Pull from the data below each line where the word "Sync" occurs, and copy it.
BEGIN
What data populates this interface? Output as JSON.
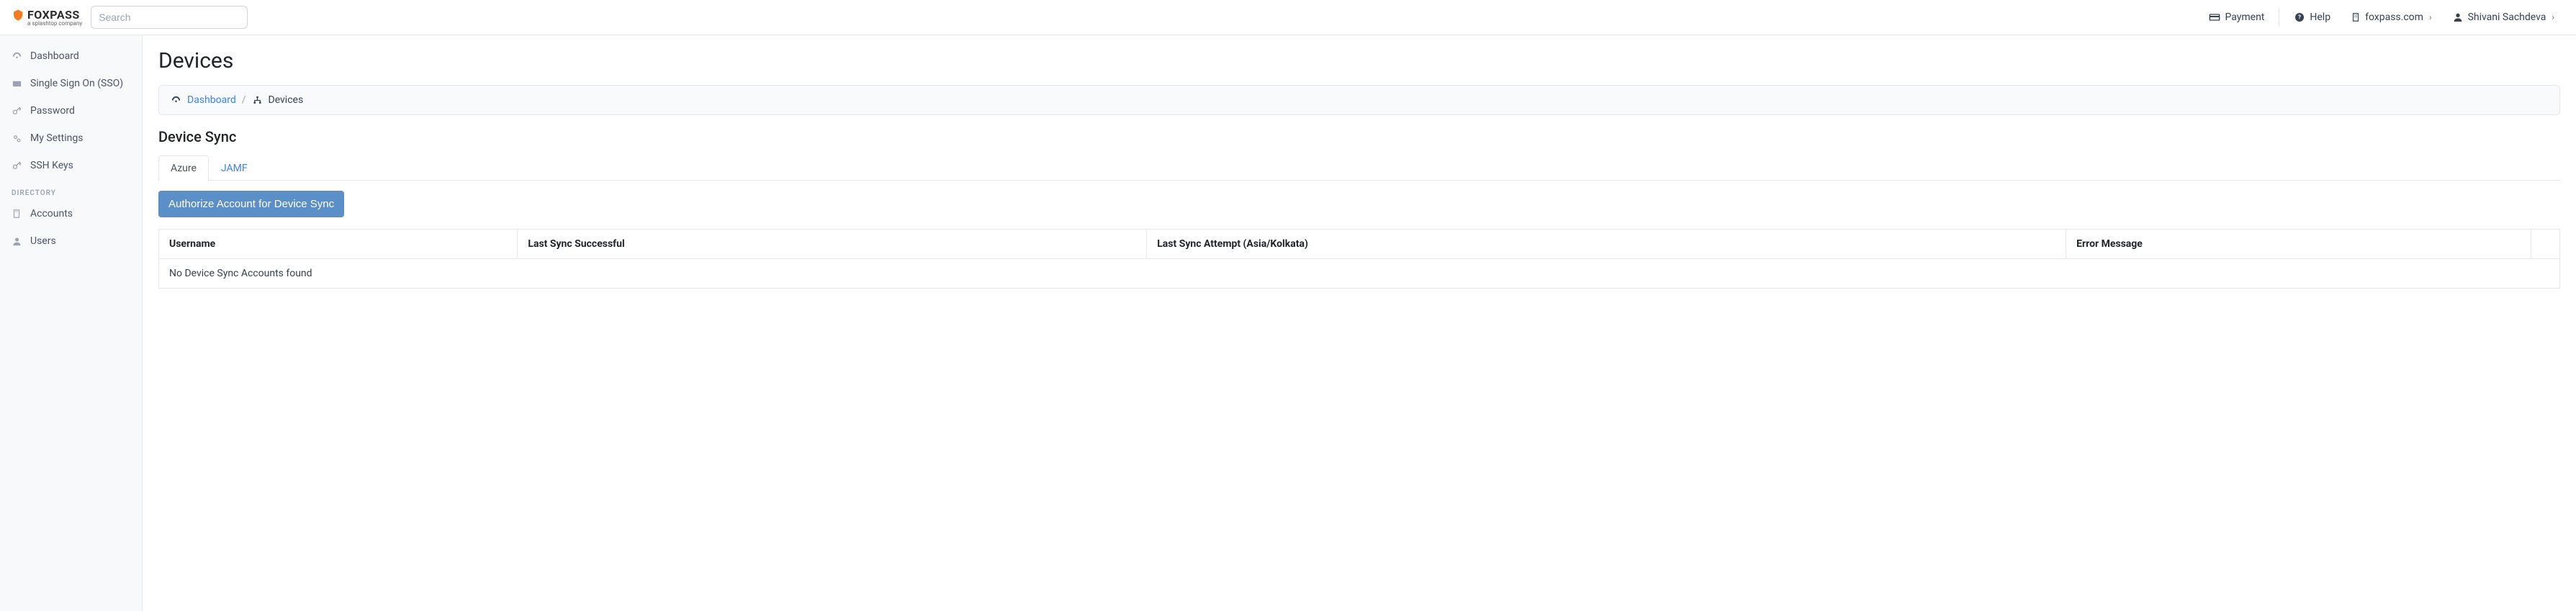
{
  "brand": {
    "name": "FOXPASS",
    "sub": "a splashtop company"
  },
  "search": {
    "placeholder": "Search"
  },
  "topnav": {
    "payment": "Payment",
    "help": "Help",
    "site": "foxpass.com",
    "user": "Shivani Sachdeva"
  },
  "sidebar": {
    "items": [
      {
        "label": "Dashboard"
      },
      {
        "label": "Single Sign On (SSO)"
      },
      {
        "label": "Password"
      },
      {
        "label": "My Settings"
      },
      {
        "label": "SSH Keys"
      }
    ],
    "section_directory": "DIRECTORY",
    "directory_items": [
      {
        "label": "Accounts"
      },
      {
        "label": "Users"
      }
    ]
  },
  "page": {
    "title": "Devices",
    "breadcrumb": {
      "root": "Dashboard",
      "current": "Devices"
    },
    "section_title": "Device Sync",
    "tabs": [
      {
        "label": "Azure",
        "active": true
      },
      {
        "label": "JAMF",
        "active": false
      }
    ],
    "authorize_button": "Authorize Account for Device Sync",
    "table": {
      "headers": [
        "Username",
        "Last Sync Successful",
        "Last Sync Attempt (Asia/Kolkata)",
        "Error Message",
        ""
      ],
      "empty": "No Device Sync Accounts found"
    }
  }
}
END
> [SOLUTION]:
    "section_title": "Device Sync",
    "authorize_button": "Authorize Account for Device Sync",
        "Last Sync Successful",
        "Last Sync Attempt (Asia/Kolkata)",
      "empty": "No Device Sync Accounts found"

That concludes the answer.